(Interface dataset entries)
_ _ _ _ _ _ _

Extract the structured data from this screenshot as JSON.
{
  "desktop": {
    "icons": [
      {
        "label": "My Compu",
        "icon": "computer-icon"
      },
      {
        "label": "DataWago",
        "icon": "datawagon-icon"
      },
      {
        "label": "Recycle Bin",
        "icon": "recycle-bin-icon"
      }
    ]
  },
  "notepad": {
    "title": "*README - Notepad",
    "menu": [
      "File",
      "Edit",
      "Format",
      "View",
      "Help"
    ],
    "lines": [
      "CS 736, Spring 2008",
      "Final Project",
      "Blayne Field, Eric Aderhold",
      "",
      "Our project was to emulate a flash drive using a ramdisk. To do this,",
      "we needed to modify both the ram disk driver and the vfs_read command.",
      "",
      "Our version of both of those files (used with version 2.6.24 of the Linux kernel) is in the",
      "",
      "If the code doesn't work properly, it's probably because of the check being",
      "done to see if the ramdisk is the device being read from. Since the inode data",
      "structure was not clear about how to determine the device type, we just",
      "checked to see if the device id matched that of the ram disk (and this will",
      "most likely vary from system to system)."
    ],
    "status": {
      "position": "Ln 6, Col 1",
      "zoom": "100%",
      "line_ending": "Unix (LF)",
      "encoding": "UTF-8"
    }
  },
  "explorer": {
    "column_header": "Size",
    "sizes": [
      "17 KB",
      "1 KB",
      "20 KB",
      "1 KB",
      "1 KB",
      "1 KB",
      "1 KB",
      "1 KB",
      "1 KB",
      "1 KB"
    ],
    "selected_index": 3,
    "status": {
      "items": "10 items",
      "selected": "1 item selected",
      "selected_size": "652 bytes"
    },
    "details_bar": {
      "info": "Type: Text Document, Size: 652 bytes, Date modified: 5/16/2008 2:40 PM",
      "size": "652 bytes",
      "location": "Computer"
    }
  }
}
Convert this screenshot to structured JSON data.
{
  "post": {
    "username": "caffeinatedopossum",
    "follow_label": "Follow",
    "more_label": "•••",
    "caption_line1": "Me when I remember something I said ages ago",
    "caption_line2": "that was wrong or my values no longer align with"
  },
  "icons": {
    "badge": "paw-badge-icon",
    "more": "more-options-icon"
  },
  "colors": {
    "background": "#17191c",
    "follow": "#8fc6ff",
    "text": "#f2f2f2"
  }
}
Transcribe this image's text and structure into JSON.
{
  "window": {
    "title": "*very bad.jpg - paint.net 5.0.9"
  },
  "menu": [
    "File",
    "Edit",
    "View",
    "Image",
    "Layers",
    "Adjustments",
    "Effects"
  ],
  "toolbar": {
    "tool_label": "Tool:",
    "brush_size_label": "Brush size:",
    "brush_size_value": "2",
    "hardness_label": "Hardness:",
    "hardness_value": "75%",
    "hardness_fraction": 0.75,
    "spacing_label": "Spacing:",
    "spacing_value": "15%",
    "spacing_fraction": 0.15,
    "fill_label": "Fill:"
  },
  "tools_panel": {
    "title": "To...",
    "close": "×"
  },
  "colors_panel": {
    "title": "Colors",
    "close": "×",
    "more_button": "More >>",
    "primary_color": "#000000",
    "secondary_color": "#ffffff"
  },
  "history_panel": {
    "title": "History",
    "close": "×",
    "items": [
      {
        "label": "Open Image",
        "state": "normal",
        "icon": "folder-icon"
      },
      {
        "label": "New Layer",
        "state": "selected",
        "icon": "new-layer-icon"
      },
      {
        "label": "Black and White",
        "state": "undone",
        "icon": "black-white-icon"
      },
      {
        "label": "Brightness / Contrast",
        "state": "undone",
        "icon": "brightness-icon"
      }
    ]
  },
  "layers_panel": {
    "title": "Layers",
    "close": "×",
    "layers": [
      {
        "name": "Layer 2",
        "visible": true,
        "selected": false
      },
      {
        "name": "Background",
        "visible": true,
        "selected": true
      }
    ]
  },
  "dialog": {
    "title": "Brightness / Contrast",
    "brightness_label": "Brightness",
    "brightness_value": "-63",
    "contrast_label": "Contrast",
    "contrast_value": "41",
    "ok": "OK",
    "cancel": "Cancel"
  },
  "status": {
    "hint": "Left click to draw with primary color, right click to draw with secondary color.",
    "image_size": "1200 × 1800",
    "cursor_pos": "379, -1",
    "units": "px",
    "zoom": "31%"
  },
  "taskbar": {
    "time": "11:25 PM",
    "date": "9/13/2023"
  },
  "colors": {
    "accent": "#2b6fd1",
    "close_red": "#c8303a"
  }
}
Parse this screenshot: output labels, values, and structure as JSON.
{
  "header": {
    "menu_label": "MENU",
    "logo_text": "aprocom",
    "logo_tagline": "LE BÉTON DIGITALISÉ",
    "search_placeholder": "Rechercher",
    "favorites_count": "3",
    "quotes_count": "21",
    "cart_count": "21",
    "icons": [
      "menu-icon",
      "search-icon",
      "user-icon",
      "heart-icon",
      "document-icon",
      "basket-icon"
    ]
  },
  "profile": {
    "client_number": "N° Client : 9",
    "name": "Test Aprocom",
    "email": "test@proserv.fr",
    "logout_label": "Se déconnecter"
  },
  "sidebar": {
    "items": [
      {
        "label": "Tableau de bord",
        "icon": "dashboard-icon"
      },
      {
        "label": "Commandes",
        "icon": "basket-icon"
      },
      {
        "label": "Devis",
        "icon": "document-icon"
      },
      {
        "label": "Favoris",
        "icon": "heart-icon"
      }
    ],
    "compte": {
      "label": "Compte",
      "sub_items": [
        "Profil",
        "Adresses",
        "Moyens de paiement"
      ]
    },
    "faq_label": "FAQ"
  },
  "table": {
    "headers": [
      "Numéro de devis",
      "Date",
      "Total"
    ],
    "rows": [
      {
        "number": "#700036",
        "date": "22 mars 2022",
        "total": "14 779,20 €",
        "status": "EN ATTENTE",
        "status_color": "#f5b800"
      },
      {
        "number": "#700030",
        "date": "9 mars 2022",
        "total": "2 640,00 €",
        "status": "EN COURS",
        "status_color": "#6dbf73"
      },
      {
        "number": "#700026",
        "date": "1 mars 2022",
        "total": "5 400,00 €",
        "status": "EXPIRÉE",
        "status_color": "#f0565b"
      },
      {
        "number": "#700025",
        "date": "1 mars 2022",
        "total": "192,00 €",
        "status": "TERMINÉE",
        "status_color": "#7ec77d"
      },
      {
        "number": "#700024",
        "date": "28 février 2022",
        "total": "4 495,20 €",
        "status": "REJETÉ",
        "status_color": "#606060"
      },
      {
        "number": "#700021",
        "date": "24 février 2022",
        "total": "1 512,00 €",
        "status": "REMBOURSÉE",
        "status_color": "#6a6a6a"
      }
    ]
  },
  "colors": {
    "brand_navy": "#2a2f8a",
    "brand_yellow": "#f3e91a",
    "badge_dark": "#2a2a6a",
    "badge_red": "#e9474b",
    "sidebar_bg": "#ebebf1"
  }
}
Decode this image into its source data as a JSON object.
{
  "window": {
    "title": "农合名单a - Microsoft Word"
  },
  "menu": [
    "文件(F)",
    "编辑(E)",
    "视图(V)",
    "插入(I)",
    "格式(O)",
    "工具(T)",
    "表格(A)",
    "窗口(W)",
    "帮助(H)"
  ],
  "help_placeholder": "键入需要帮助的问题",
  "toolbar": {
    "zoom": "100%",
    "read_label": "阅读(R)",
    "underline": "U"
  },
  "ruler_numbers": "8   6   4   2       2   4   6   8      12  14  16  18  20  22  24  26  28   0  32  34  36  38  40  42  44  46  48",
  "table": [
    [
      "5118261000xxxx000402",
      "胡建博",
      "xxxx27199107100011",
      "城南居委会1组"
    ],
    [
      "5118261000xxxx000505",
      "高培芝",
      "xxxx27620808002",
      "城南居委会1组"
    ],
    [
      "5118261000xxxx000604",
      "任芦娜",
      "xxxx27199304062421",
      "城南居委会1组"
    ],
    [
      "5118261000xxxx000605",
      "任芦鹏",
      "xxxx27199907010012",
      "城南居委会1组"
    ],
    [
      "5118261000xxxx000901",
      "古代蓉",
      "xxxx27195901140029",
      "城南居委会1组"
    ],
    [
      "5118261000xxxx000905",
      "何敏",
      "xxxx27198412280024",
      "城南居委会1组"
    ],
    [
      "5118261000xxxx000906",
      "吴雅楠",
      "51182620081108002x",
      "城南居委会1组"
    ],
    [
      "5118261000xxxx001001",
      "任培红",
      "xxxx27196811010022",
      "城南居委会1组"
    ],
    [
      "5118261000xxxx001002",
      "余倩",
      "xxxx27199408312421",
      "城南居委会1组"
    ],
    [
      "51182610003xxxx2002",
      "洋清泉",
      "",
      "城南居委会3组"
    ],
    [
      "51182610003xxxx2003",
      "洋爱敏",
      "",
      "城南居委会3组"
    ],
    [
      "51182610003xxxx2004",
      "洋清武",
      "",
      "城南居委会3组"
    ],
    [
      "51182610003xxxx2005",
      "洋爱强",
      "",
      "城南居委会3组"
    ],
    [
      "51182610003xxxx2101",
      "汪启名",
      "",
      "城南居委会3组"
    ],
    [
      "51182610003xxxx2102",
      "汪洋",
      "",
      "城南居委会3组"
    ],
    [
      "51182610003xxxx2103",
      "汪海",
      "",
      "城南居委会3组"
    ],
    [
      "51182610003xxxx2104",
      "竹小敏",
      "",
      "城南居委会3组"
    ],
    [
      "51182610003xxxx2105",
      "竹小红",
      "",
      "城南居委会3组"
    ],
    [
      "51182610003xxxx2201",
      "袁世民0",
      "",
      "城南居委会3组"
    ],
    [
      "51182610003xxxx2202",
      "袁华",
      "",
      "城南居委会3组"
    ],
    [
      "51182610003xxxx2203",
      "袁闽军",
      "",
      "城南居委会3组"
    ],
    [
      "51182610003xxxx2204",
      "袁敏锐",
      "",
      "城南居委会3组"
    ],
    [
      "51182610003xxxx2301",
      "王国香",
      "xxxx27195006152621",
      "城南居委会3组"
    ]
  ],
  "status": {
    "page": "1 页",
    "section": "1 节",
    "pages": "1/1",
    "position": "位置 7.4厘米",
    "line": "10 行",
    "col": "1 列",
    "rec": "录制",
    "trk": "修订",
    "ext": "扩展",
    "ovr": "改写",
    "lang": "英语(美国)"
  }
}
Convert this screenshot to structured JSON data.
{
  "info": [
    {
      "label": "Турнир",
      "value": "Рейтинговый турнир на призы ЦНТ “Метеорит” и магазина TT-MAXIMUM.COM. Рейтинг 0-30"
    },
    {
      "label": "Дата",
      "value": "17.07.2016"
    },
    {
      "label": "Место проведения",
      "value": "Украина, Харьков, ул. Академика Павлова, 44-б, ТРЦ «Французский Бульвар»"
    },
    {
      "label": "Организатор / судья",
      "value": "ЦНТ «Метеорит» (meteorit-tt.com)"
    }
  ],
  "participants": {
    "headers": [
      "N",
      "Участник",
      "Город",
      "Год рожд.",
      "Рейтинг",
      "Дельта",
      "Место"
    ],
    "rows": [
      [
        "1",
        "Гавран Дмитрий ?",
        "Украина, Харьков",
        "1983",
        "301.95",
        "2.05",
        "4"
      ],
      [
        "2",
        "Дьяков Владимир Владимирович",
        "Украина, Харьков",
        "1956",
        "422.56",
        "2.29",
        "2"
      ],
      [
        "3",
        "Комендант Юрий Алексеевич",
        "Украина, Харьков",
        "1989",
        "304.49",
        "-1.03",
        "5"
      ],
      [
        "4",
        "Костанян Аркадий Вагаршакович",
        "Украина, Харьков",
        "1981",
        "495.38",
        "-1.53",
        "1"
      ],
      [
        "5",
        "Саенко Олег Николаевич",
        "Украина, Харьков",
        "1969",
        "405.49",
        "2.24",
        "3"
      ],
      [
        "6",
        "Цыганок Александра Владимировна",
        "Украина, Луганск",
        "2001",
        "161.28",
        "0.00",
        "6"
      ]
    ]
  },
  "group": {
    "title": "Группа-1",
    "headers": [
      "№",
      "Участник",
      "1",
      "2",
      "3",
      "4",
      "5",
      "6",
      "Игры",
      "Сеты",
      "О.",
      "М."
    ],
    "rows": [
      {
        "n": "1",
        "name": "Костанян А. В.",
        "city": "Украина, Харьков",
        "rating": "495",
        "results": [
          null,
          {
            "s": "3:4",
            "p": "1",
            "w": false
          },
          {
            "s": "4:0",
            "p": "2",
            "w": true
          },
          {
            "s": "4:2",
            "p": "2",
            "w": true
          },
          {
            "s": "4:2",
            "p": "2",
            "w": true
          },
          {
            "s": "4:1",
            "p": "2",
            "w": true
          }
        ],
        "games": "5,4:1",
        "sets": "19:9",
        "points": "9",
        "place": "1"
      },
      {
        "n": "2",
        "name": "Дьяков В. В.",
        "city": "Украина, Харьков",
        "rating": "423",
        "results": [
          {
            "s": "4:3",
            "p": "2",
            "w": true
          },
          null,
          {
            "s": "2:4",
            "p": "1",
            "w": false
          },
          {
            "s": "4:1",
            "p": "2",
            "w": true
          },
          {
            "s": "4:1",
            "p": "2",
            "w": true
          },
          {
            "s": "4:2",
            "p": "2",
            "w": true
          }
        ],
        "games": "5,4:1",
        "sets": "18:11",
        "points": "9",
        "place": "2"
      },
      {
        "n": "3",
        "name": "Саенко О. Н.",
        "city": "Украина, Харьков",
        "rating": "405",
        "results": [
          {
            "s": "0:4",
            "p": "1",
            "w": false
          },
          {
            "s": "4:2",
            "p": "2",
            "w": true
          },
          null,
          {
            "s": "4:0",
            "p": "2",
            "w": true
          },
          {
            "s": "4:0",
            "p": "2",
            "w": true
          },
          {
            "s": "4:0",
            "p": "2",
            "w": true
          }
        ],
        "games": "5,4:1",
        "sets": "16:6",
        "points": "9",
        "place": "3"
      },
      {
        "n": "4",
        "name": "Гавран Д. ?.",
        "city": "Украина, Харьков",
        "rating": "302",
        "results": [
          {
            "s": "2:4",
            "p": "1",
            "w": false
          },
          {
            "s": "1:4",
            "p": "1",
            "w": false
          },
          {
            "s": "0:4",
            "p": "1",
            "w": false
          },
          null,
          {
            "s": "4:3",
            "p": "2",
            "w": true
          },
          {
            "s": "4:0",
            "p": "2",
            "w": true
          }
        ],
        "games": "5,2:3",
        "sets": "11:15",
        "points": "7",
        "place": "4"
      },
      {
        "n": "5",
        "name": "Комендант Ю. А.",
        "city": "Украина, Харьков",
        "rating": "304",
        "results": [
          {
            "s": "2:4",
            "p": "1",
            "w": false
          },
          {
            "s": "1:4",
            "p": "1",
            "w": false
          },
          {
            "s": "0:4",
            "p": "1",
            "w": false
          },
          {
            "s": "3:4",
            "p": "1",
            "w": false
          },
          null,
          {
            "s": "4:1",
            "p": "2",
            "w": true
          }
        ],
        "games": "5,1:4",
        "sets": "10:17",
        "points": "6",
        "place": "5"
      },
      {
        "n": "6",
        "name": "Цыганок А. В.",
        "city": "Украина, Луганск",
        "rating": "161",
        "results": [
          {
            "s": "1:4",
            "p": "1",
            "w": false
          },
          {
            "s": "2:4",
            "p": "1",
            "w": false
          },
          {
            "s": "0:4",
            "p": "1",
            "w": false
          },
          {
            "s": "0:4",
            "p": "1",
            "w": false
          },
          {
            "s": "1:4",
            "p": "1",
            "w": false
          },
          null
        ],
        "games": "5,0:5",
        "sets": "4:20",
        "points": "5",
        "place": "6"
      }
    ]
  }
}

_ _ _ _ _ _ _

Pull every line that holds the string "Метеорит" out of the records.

      "value": "Рейтинговый турнир на призы ЦНТ “Метеорит” и магазина TT-MAXIMUM.COM. Рейтинг 0-30"
      "value": "ЦНТ «Метеорит» (meteorit-tt.com)"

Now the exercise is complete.